The tennis balls the instructor provided during the course were larger than Lucy's tiny little head. As you can imagine, this made learning how to "fetch" rather difficult. Instead of insisting that she learn how to retrieve the ball, we focused on her incredible "dancing" skills; Lucy had a natural inclination to walk on her hind legs. The instructor showed me how to turn this seemingly useless behavior into a "dance" that she could perform on command. Her dancing often earned her treats or an affectionate pat on the head.
Unfortunately, I was scheduled to be out of town on business and couldn't make it to the very last class, which was graduation day. I stopped in before I left for my trip to explain the situation to our instructor. I expressed how much I loved the class and how well little Lucy was doing. I thanked them for teaching ME how to teach my dog. Then, I said "I don't actually think dog training school is for dogs at all, I think it is for the parents!" At that moment, the instructor smiled knowingly and said "You have graduated, let me get you a certificate!"
Today, as I passed a local dog training school, I recalled this great experience of training Lucy all those years ago. Those thoughts led me into thoughts of the training model that the American school system has used for decades. Why aren't our schools more like dog training schools?
We are constantly pushing kids through a one-size-fits-all educational system that doesn't recognize student strengths and try's to convince every single student and parent that college (the fancy dog show) is the only option for success. Schools don't accommodate different learning styles nor do they encourage independence. There is no curriculum that promotes entrepreneurship, nor are there any courses that teach character development skills, which have been proven to be far more useful in the "real world" than educational knowledge alone.

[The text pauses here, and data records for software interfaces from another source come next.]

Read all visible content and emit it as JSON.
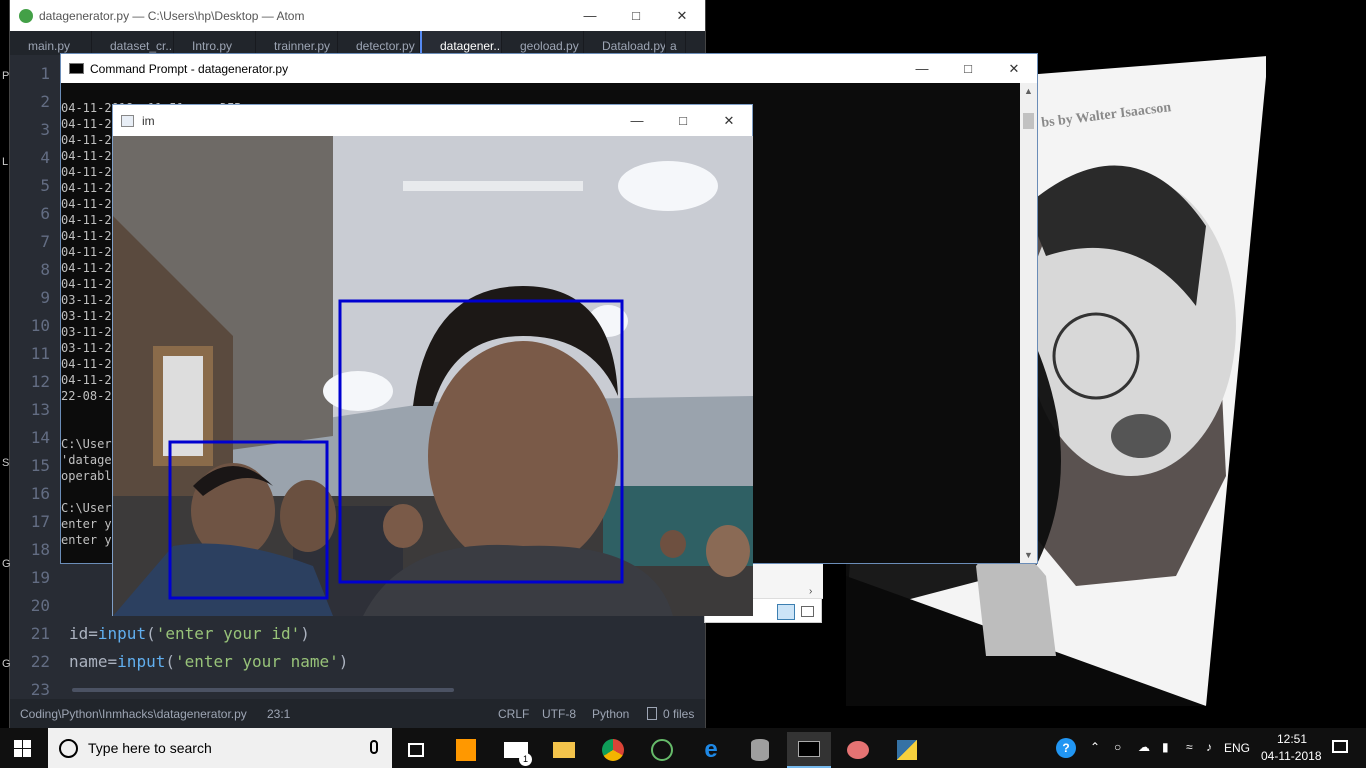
{
  "poster": {
    "caption": "bs by Walter Isaacson"
  },
  "atom": {
    "title": "datagenerator.py — C:\\Users\\hp\\Desktop — Atom",
    "tabs": [
      "main.py",
      "dataset_cr...",
      "Intro.py",
      "trainner.py",
      "detector.py",
      "datagener...",
      "geoload.py",
      "Dataload.py",
      "a"
    ],
    "active_tab": 5,
    "left_letters": [
      "P",
      "L",
      "S",
      "G",
      "G"
    ],
    "line_numbers": [
      "1",
      "2",
      "3",
      "4",
      "5",
      "6",
      "7",
      "8",
      "9",
      "10",
      "11",
      "12",
      "13",
      "14",
      "15",
      "16",
      "17",
      "18",
      "19",
      "20",
      "21",
      "22",
      "23"
    ],
    "code": {
      "line21": {
        "var": "id=",
        "fn": "input",
        "open": "(",
        "str": "'enter your id'",
        "close": ")"
      },
      "line22": {
        "var": "name=",
        "fn": "input",
        "open": "(",
        "str": "'enter your name'",
        "close": ")"
      }
    },
    "status": {
      "path": "Coding\\Python\\Inmhacks\\datagenerator.py",
      "cursor": "23:1",
      "eol": "CRLF",
      "encoding": "UTF-8",
      "grammar": "Python",
      "files": "0 files"
    }
  },
  "cmd": {
    "title": "Command Prompt - datagenerator.py",
    "lines": [
      "04-11-2018  11:51    <DIR>",
      "04-11-2",
      "04-11-2",
      "04-11-2",
      "04-11-2",
      "04-11-2",
      "04-11-2",
      "04-11-2",
      "04-11-2",
      "04-11-2",
      "04-11-2",
      "04-11-2",
      "03-11-2",
      "03-11-2",
      "03-11-2",
      "03-11-2",
      "04-11-2",
      "04-11-2",
      "22-08-2",
      "",
      "",
      "C:\\User",
      "'datage",
      "operabl",
      "",
      "C:\\User",
      "enter y",
      "enter y"
    ]
  },
  "im": {
    "title": "im"
  },
  "taskbar": {
    "search_placeholder": "Type here to search",
    "language": "ENG",
    "time": "12:51",
    "date": "04-11-2018",
    "mail_badge": "1"
  },
  "colors": {
    "atom_bg": "#282c34",
    "face_box": "#0000d0",
    "accent": "#568af2"
  }
}
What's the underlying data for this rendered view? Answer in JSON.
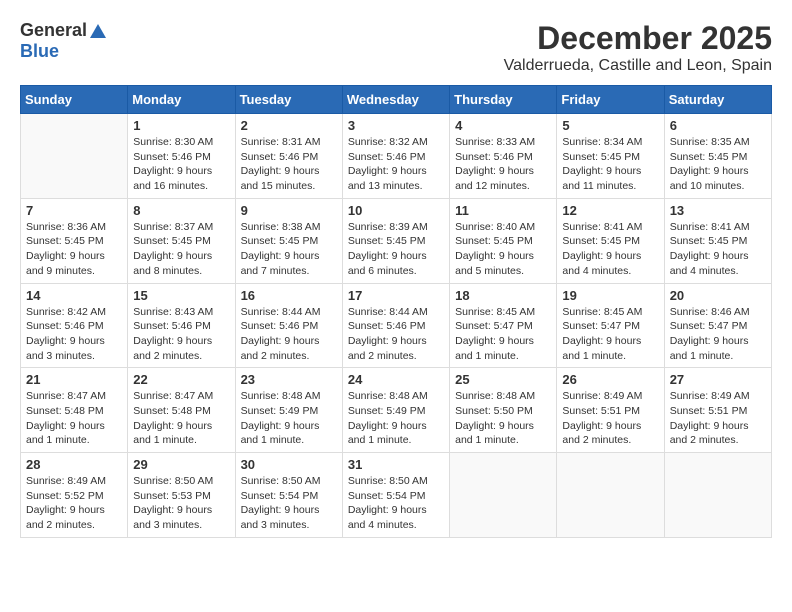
{
  "header": {
    "logo_general": "General",
    "logo_blue": "Blue",
    "month": "December 2025",
    "location": "Valderrueda, Castille and Leon, Spain"
  },
  "weekdays": [
    "Sunday",
    "Monday",
    "Tuesday",
    "Wednesday",
    "Thursday",
    "Friday",
    "Saturday"
  ],
  "weeks": [
    [
      {
        "day": "",
        "sunrise": "",
        "sunset": "",
        "daylight": ""
      },
      {
        "day": "1",
        "sunrise": "Sunrise: 8:30 AM",
        "sunset": "Sunset: 5:46 PM",
        "daylight": "Daylight: 9 hours and 16 minutes."
      },
      {
        "day": "2",
        "sunrise": "Sunrise: 8:31 AM",
        "sunset": "Sunset: 5:46 PM",
        "daylight": "Daylight: 9 hours and 15 minutes."
      },
      {
        "day": "3",
        "sunrise": "Sunrise: 8:32 AM",
        "sunset": "Sunset: 5:46 PM",
        "daylight": "Daylight: 9 hours and 13 minutes."
      },
      {
        "day": "4",
        "sunrise": "Sunrise: 8:33 AM",
        "sunset": "Sunset: 5:46 PM",
        "daylight": "Daylight: 9 hours and 12 minutes."
      },
      {
        "day": "5",
        "sunrise": "Sunrise: 8:34 AM",
        "sunset": "Sunset: 5:45 PM",
        "daylight": "Daylight: 9 hours and 11 minutes."
      },
      {
        "day": "6",
        "sunrise": "Sunrise: 8:35 AM",
        "sunset": "Sunset: 5:45 PM",
        "daylight": "Daylight: 9 hours and 10 minutes."
      }
    ],
    [
      {
        "day": "7",
        "sunrise": "Sunrise: 8:36 AM",
        "sunset": "Sunset: 5:45 PM",
        "daylight": "Daylight: 9 hours and 9 minutes."
      },
      {
        "day": "8",
        "sunrise": "Sunrise: 8:37 AM",
        "sunset": "Sunset: 5:45 PM",
        "daylight": "Daylight: 9 hours and 8 minutes."
      },
      {
        "day": "9",
        "sunrise": "Sunrise: 8:38 AM",
        "sunset": "Sunset: 5:45 PM",
        "daylight": "Daylight: 9 hours and 7 minutes."
      },
      {
        "day": "10",
        "sunrise": "Sunrise: 8:39 AM",
        "sunset": "Sunset: 5:45 PM",
        "daylight": "Daylight: 9 hours and 6 minutes."
      },
      {
        "day": "11",
        "sunrise": "Sunrise: 8:40 AM",
        "sunset": "Sunset: 5:45 PM",
        "daylight": "Daylight: 9 hours and 5 minutes."
      },
      {
        "day": "12",
        "sunrise": "Sunrise: 8:41 AM",
        "sunset": "Sunset: 5:45 PM",
        "daylight": "Daylight: 9 hours and 4 minutes."
      },
      {
        "day": "13",
        "sunrise": "Sunrise: 8:41 AM",
        "sunset": "Sunset: 5:45 PM",
        "daylight": "Daylight: 9 hours and 4 minutes."
      }
    ],
    [
      {
        "day": "14",
        "sunrise": "Sunrise: 8:42 AM",
        "sunset": "Sunset: 5:46 PM",
        "daylight": "Daylight: 9 hours and 3 minutes."
      },
      {
        "day": "15",
        "sunrise": "Sunrise: 8:43 AM",
        "sunset": "Sunset: 5:46 PM",
        "daylight": "Daylight: 9 hours and 2 minutes."
      },
      {
        "day": "16",
        "sunrise": "Sunrise: 8:44 AM",
        "sunset": "Sunset: 5:46 PM",
        "daylight": "Daylight: 9 hours and 2 minutes."
      },
      {
        "day": "17",
        "sunrise": "Sunrise: 8:44 AM",
        "sunset": "Sunset: 5:46 PM",
        "daylight": "Daylight: 9 hours and 2 minutes."
      },
      {
        "day": "18",
        "sunrise": "Sunrise: 8:45 AM",
        "sunset": "Sunset: 5:47 PM",
        "daylight": "Daylight: 9 hours and 1 minute."
      },
      {
        "day": "19",
        "sunrise": "Sunrise: 8:45 AM",
        "sunset": "Sunset: 5:47 PM",
        "daylight": "Daylight: 9 hours and 1 minute."
      },
      {
        "day": "20",
        "sunrise": "Sunrise: 8:46 AM",
        "sunset": "Sunset: 5:47 PM",
        "daylight": "Daylight: 9 hours and 1 minute."
      }
    ],
    [
      {
        "day": "21",
        "sunrise": "Sunrise: 8:47 AM",
        "sunset": "Sunset: 5:48 PM",
        "daylight": "Daylight: 9 hours and 1 minute."
      },
      {
        "day": "22",
        "sunrise": "Sunrise: 8:47 AM",
        "sunset": "Sunset: 5:48 PM",
        "daylight": "Daylight: 9 hours and 1 minute."
      },
      {
        "day": "23",
        "sunrise": "Sunrise: 8:48 AM",
        "sunset": "Sunset: 5:49 PM",
        "daylight": "Daylight: 9 hours and 1 minute."
      },
      {
        "day": "24",
        "sunrise": "Sunrise: 8:48 AM",
        "sunset": "Sunset: 5:49 PM",
        "daylight": "Daylight: 9 hours and 1 minute."
      },
      {
        "day": "25",
        "sunrise": "Sunrise: 8:48 AM",
        "sunset": "Sunset: 5:50 PM",
        "daylight": "Daylight: 9 hours and 1 minute."
      },
      {
        "day": "26",
        "sunrise": "Sunrise: 8:49 AM",
        "sunset": "Sunset: 5:51 PM",
        "daylight": "Daylight: 9 hours and 2 minutes."
      },
      {
        "day": "27",
        "sunrise": "Sunrise: 8:49 AM",
        "sunset": "Sunset: 5:51 PM",
        "daylight": "Daylight: 9 hours and 2 minutes."
      }
    ],
    [
      {
        "day": "28",
        "sunrise": "Sunrise: 8:49 AM",
        "sunset": "Sunset: 5:52 PM",
        "daylight": "Daylight: 9 hours and 2 minutes."
      },
      {
        "day": "29",
        "sunrise": "Sunrise: 8:50 AM",
        "sunset": "Sunset: 5:53 PM",
        "daylight": "Daylight: 9 hours and 3 minutes."
      },
      {
        "day": "30",
        "sunrise": "Sunrise: 8:50 AM",
        "sunset": "Sunset: 5:54 PM",
        "daylight": "Daylight: 9 hours and 3 minutes."
      },
      {
        "day": "31",
        "sunrise": "Sunrise: 8:50 AM",
        "sunset": "Sunset: 5:54 PM",
        "daylight": "Daylight: 9 hours and 4 minutes."
      },
      {
        "day": "",
        "sunrise": "",
        "sunset": "",
        "daylight": ""
      },
      {
        "day": "",
        "sunrise": "",
        "sunset": "",
        "daylight": ""
      },
      {
        "day": "",
        "sunrise": "",
        "sunset": "",
        "daylight": ""
      }
    ]
  ]
}
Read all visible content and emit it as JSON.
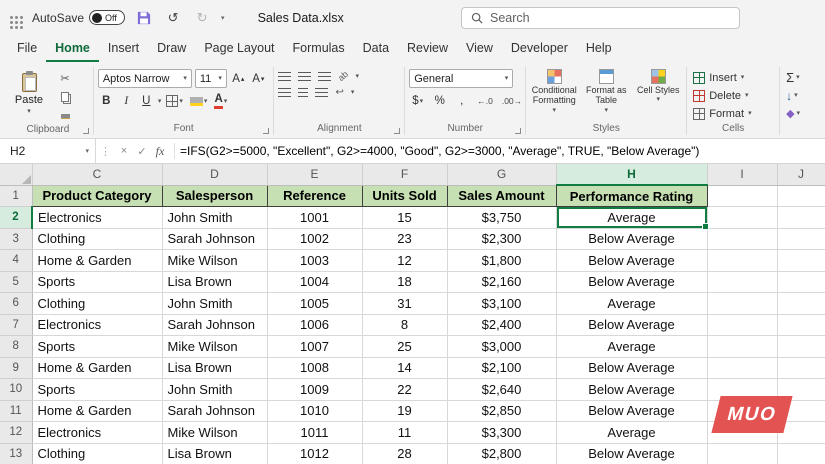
{
  "titlebar": {
    "autosave_label": "AutoSave",
    "autosave_state": "Off",
    "title": "Sales Data.xlsx",
    "search_placeholder": "Search"
  },
  "menubar": {
    "tabs": [
      "File",
      "Home",
      "Insert",
      "Draw",
      "Page Layout",
      "Formulas",
      "Data",
      "Review",
      "View",
      "Developer",
      "Help"
    ],
    "active_tab": "Home"
  },
  "ribbon": {
    "clipboard": {
      "label": "Clipboard",
      "paste_label": "Paste"
    },
    "font": {
      "label": "Font",
      "font_name": "Aptos Narrow",
      "font_size": "11",
      "bold": "B",
      "italic": "I",
      "underline": "U"
    },
    "alignment": {
      "label": "Alignment"
    },
    "number": {
      "label": "Number",
      "format": "General",
      "currency": "$",
      "percent": "%",
      "comma": ",",
      "increase_decimal": "←.0",
      "decrease_decimal": ".00→"
    },
    "styles": {
      "label": "Styles",
      "conditional": "Conditional Formatting",
      "format_table": "Format as Table",
      "cell_styles": "Cell Styles"
    },
    "cells": {
      "label": "Cells",
      "insert": "Insert",
      "delete": "Delete",
      "format": "Format"
    },
    "editing": {
      "autosum": "Σ"
    }
  },
  "formula_bar": {
    "name_box": "H2",
    "cancel": "×",
    "enter": "✓",
    "insert_function": "fx",
    "formula": "=IFS(G2>=5000, \"Excellent\", G2>=4000, \"Good\", G2>=3000, \"Average\", TRUE, \"Below Average\")"
  },
  "sheet": {
    "columns": [
      "C",
      "D",
      "E",
      "F",
      "G",
      "H",
      "I",
      "J"
    ],
    "selected_cell": "H2",
    "header_row": [
      "Product Category",
      "Salesperson",
      "Reference",
      "Units Sold",
      "Sales Amount",
      "Performance Rating"
    ],
    "rows": [
      {
        "n": 2,
        "cells": [
          "Electronics",
          "John Smith",
          "1001",
          "15",
          "$3,750",
          "Average"
        ]
      },
      {
        "n": 3,
        "cells": [
          "Clothing",
          "Sarah Johnson",
          "1002",
          "23",
          "$2,300",
          "Below Average"
        ]
      },
      {
        "n": 4,
        "cells": [
          "Home & Garden",
          "Mike Wilson",
          "1003",
          "12",
          "$1,800",
          "Below Average"
        ]
      },
      {
        "n": 5,
        "cells": [
          "Sports",
          "Lisa Brown",
          "1004",
          "18",
          "$2,160",
          "Below Average"
        ]
      },
      {
        "n": 6,
        "cells": [
          "Clothing",
          "John Smith",
          "1005",
          "31",
          "$3,100",
          "Average"
        ]
      },
      {
        "n": 7,
        "cells": [
          "Electronics",
          "Sarah Johnson",
          "1006",
          "8",
          "$2,400",
          "Below Average"
        ]
      },
      {
        "n": 8,
        "cells": [
          "Sports",
          "Mike Wilson",
          "1007",
          "25",
          "$3,000",
          "Average"
        ]
      },
      {
        "n": 9,
        "cells": [
          "Home & Garden",
          "Lisa Brown",
          "1008",
          "14",
          "$2,100",
          "Below Average"
        ]
      },
      {
        "n": 10,
        "cells": [
          "Sports",
          "John Smith",
          "1009",
          "22",
          "$2,640",
          "Below Average"
        ]
      },
      {
        "n": 11,
        "cells": [
          "Home & Garden",
          "Sarah Johnson",
          "1010",
          "19",
          "$2,850",
          "Below Average"
        ]
      },
      {
        "n": 12,
        "cells": [
          "Electronics",
          "Mike Wilson",
          "1011",
          "11",
          "$3,300",
          "Average"
        ]
      },
      {
        "n": 13,
        "cells": [
          "Clothing",
          "Lisa Brown",
          "1012",
          "28",
          "$2,800",
          "Below Average"
        ]
      }
    ],
    "accent_green": "#107C41",
    "header_fill": "#C6E0B4"
  },
  "watermark": {
    "text": "MUO",
    "color": "#E25352"
  }
}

What if your child is a "golden retriever" but is never encouraged to go fetch things? Maybe your child is an "English Bulldog" being dressed in pink sweaters and forced to perform at the dog show. Or maybe your child is like my Lucy who was too small to fetch the tennis ball but loved to dance as a young puppy (she now prefers to herd the goats on our tiny farm). If we had insisted on teaching her to fetch, we may never have discovered her many other talents.
I think it is time we start teaching to our children's strengths and abilities. I think we should encourage them to discover areas in which they excel and praise their efforts and accomplishments. We should set them up for success by realizing that not every student is right for college. We should also support trade jobs, life skills, and entrepreneurship as valid options.
Most of all, I think we should expect parents to be involved so the teachers can teach instead of doing double duty as a disciplinarian or social worker. Strong parenting skills are just as important to a child's educational success as they are to a puppy's training success. For example, parents should learn that when their child makes a mistake, "rubbing their nose in it" isn't the most effective course of action. Positive reinforcements are far more effective than emphasizing on your child's mistakes.
Dog training was amazing for Lucy, for myself, and for my kids, who also attended. It taught us a great deal... much more than it taught Lucy. Lucy never went to the Eukanuba Dog Show, she never did learn to fetch, and she gave up dancing for herding goats but, she is productive, healthy, and happy. Isn't that really all we want for our children?
Live Inspired Now,
Inspired Life Coach | Author | Speaker